The 20 villages of the Mtae Division in the Lushoto District in Tanzania are increasingly suffering from water scarcity. The Mtae Water User Association, which was informally founded in 2018 and officially established in 2021, is being supported to protect the water sources, to repair and expand the existing infrastructure and to build up its internal structure for the purpose of self-determined management of the water supply for 100,000 inhabitants. In the current phase 2 of this project, trees are planted in the catchment areas of the water sources and future village water engineers from each village are trained.
Ongoing since 2019
2nd phase completed in 2022
10,000€ – 2nd phase
Tools For Life Foundation
Conservation of degraded water sources by planting at least 10000 trees in Sunga and Rangwi Ward.
Establishment and training of administrative structures of the MWUA.
Creating awareness within the 20 villages of the Mtae Division of the need for active forest and water protection.
Building MWUA’s capacity to provide technical support to its water infrastructures through a 3-day workshop with Mabughai Colleage.
Water scarcity is one of the most pressing problems in Mtae Division in Lushoto District, Tanzania. It contributes to the decline in production, high cost of living, health diseases such as diarrhoea and typhoid. The price of a bucket of water (20 litres) in some villages is up to 1000 Tanzanian shillings (0.40 €), which is unaffordable for some families with an average income of about 1 €/day, which is why people resort to spring water, but this should only be used for irrigating the fields. A direct cause of water scarcity in the spring areas is due to the cutting of trees in the forest and watersheds for construction and firewood, the clearing of forests for land reclamation for agriculture and in some cases the construction of new residences for human settlements. Climate change appears to be another factor contributing to water scarcity due to prolonged dry spells.
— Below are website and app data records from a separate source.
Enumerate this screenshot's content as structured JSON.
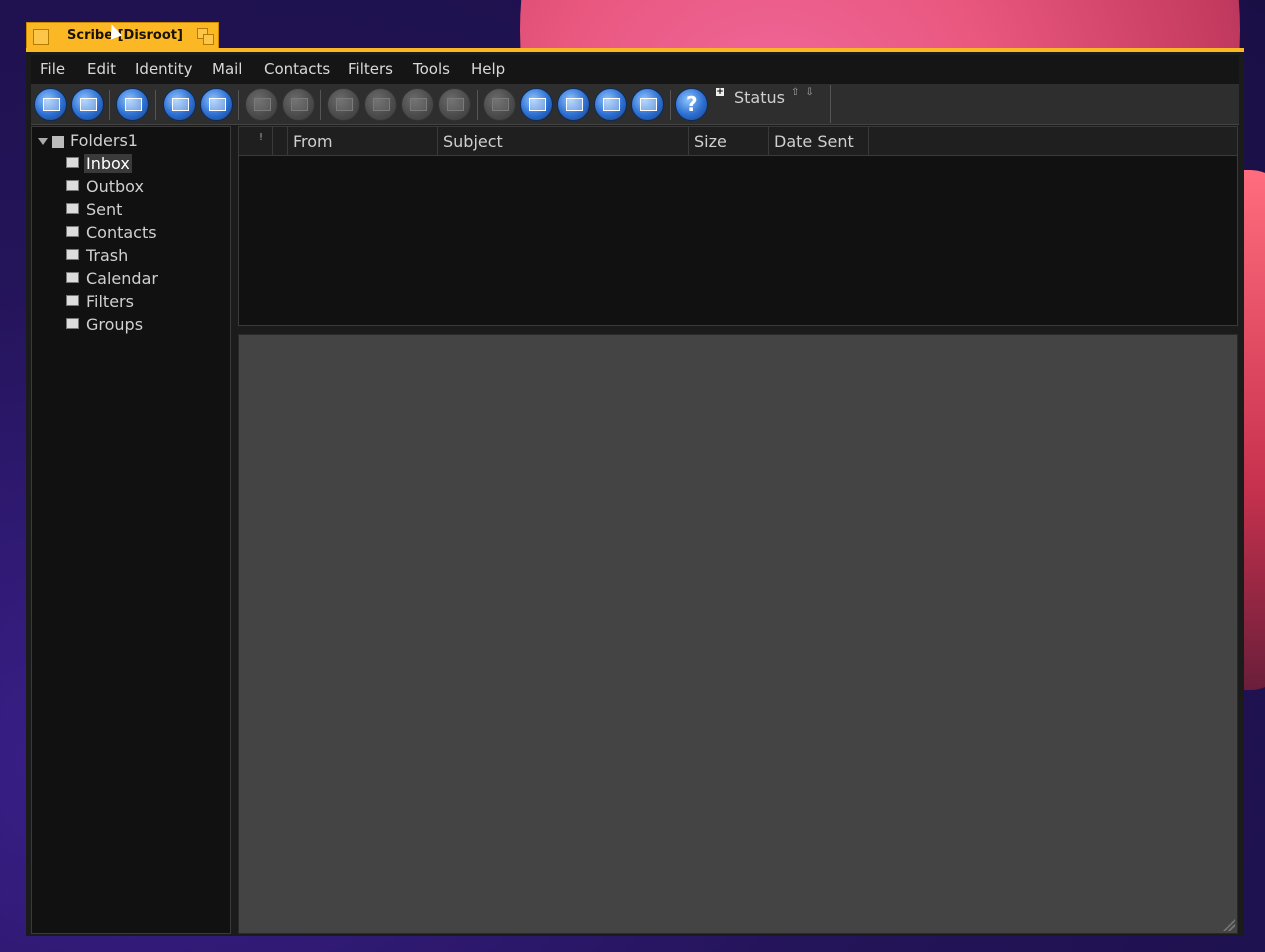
{
  "window": {
    "title": "Scribe [Disroot]"
  },
  "menubar": {
    "items": [
      "File",
      "Edit",
      "Identity",
      "Mail",
      "Contacts",
      "Filters",
      "Tools",
      "Help"
    ]
  },
  "toolbar": {
    "buttons": [
      {
        "icon": "new-mail-icon",
        "enabled": true
      },
      {
        "icon": "address-book-icon",
        "enabled": true
      },
      {
        "icon": "new-identity-icon",
        "enabled": true
      },
      {
        "icon": "receive-mail-icon",
        "enabled": true
      },
      {
        "icon": "preview-mail-icon",
        "enabled": true
      },
      {
        "icon": "delete-icon",
        "enabled": false
      },
      {
        "icon": "delete-spam-icon",
        "enabled": false
      },
      {
        "icon": "reply-icon",
        "enabled": false
      },
      {
        "icon": "reply-all-icon",
        "enabled": false
      },
      {
        "icon": "forward-icon",
        "enabled": false
      },
      {
        "icon": "bounce-icon",
        "enabled": false
      },
      {
        "icon": "archive-icon",
        "enabled": false
      },
      {
        "icon": "calendar-icon",
        "enabled": true
      },
      {
        "icon": "search-icon",
        "enabled": true
      },
      {
        "icon": "print-icon",
        "enabled": true
      },
      {
        "icon": "notes-icon",
        "enabled": true
      },
      {
        "icon": "help-icon",
        "enabled": true
      }
    ],
    "status_label": "Status",
    "status_arrows": "⇧⇩"
  },
  "tree": {
    "root": "Folders1",
    "folders": [
      {
        "label": "Inbox",
        "icon": "inbox-icon",
        "selected": true
      },
      {
        "label": "Outbox",
        "icon": "outbox-icon",
        "selected": false
      },
      {
        "label": "Sent",
        "icon": "sent-icon",
        "selected": false
      },
      {
        "label": "Contacts",
        "icon": "contacts-icon",
        "selected": false
      },
      {
        "label": "Trash",
        "icon": "trash-icon",
        "selected": false
      },
      {
        "label": "Calendar",
        "icon": "calendar-folder-icon",
        "selected": false
      },
      {
        "label": "Filters",
        "icon": "filters-icon",
        "selected": false
      },
      {
        "label": "Groups",
        "icon": "groups-icon",
        "selected": false
      }
    ]
  },
  "list": {
    "columns": [
      "!",
      "",
      "From",
      "Subject",
      "Size",
      "Date Sent"
    ]
  },
  "colors": {
    "accent": "#fbb824",
    "window_bg": "#1b1b1b",
    "preview_bg": "#444444"
  }
}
To address the problem of water scarcity in the Mtae Division, two DAAD (German Academic Exchange Service) seminars were held in 2019 and 2020 with experts from East African countries and Germany. Various solutions were identified as necessary to enable communities in Mtae Division to access safe drinking water. In the long run, the Shagayu National Forest has the potential to supply the entire division with water. However, this will require increased funding to deliver the available water through the construction of water tanks at the water source and the installation of water pipes to the villages.
Ibrahim Hussein was born in Longoi, one of the villages without electricity and water in the Usambara Mountains, and studied Resource Management at the University of Bonn from 2010-2012 on a DAAD scholarship. In 2015, Weltweit had supported Ibrahim to realise the project of a local initiative from his home village Longoi. Longoi is one of the six villages mentioned above. At that time, 30,000 trees were planted to rehabilitate the existing water sources and combat soil erosion. During a project visti, Weltweit e.V. was made aware of the water resources in the Shagayu Forest by the inhabitants of Longoi and during our initial research we quickly understood that the supply of clean water in the region requires a large project with strong partners. We therefore turned to the FH Frankfurt for technical expertise in 2018, which ultimately resulted in a cooperation between the University of Dar es Salaam, the FH Frankfurt, the University of Siegen and the University of Bielefeld, and which led to the expert seminar funded by the DAAD.
In order to put the findings of the expert seminar into practice, it is necessary to build the administrative and technical capacities of the communities to manage the available water sources and sometimes already existing water infrastructures. The second project phase, which started in spring 2021, therefore aims to support the conservation of degraded water sources by planting trees in the selected water sources and community farms, and at the same time to build the capacities of the local communities to manage their water infrastructures by training water experts in the villages.